Distinct groups of repetitive families preserved in mammals correspond to different periods of regulatory innovations in vertebrates.
Jurka J, Bao W, Kojima KK, Kohany O, Yurka MG;
Biol Direct 2012;7:36-36. Pubmed
Number of matches to this model that meet the "Gathering" threshold and more stringent "Trusted" threshold. For each threshold, two numbers are shown: (1) the number of matches to this model after removing redundant hits to other models ("non-redundant"), and (2) the total number of matches above threshold, including those with better scoring matches to other models ("all hits").
The model is 162 positions long. The average length of non-redundant hits to the model is 140.8. This table shows the number of hits above score thresholds:
|non-redundant||all hits||non-redundant||all hits|

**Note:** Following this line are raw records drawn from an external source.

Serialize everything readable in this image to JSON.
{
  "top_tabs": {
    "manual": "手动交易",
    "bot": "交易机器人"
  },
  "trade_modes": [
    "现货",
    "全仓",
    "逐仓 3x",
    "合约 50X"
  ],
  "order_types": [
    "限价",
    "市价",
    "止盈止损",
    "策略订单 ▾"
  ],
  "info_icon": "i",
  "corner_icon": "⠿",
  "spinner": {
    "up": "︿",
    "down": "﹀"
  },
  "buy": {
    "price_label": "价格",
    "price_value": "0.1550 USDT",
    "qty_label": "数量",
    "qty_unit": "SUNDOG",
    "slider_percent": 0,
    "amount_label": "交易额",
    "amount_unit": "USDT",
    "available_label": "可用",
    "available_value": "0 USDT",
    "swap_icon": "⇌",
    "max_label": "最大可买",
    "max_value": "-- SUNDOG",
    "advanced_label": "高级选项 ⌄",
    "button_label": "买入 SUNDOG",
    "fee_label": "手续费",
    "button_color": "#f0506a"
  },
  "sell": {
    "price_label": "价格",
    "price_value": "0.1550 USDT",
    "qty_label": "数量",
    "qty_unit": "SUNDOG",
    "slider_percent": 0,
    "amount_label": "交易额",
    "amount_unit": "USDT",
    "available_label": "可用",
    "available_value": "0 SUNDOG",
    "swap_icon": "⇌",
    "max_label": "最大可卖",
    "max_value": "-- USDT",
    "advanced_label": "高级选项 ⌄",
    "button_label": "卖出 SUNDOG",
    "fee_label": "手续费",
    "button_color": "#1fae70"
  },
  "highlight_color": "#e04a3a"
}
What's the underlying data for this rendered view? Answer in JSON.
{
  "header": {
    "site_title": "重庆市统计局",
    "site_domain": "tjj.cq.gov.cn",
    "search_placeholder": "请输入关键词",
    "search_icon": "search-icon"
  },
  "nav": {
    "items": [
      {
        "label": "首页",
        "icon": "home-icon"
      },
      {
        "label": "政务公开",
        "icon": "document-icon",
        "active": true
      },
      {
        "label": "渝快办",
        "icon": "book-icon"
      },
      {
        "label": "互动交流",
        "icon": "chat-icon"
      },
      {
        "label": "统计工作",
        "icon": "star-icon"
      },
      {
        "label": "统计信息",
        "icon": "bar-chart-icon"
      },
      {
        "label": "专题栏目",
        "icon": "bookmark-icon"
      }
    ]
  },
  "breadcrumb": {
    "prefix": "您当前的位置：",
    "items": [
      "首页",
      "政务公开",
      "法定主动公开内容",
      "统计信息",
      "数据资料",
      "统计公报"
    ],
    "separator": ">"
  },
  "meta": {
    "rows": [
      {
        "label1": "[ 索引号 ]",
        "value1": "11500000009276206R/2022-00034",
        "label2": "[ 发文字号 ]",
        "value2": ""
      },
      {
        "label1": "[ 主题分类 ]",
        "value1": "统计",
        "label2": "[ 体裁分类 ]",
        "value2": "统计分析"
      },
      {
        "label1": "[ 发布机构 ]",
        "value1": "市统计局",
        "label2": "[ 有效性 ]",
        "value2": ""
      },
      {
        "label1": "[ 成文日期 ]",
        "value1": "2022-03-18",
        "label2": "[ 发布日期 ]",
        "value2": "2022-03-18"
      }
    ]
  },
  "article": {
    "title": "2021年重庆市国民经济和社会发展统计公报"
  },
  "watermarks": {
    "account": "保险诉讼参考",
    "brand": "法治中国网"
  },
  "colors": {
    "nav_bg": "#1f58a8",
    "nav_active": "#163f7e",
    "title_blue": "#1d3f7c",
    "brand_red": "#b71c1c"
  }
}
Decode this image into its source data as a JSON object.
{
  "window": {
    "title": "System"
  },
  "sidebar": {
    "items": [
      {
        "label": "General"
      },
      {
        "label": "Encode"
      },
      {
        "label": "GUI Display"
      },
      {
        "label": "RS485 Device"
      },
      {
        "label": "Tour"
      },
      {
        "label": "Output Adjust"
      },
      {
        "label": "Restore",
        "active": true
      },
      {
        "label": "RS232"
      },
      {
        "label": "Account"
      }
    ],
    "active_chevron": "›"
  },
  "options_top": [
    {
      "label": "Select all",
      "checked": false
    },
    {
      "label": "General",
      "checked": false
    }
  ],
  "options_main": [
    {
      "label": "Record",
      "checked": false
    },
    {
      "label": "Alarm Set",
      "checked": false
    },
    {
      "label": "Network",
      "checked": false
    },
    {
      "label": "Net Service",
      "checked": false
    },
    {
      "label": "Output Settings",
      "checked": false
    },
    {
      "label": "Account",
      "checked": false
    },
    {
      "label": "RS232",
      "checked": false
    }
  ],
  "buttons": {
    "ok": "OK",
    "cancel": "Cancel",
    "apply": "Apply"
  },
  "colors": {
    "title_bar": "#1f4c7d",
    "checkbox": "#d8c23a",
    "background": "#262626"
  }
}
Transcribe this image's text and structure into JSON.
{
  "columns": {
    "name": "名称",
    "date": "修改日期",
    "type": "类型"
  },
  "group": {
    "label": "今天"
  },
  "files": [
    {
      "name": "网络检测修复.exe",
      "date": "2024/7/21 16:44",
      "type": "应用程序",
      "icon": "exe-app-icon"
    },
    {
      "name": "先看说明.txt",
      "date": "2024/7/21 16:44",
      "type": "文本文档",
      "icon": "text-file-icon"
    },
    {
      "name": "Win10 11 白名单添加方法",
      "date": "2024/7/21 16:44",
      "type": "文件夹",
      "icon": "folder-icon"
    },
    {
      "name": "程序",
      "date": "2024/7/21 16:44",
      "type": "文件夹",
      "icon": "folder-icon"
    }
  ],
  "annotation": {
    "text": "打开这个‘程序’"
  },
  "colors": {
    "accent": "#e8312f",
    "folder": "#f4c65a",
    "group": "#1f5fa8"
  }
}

External Database Links
- Repbase : X1_LR [Requires Repbase registration]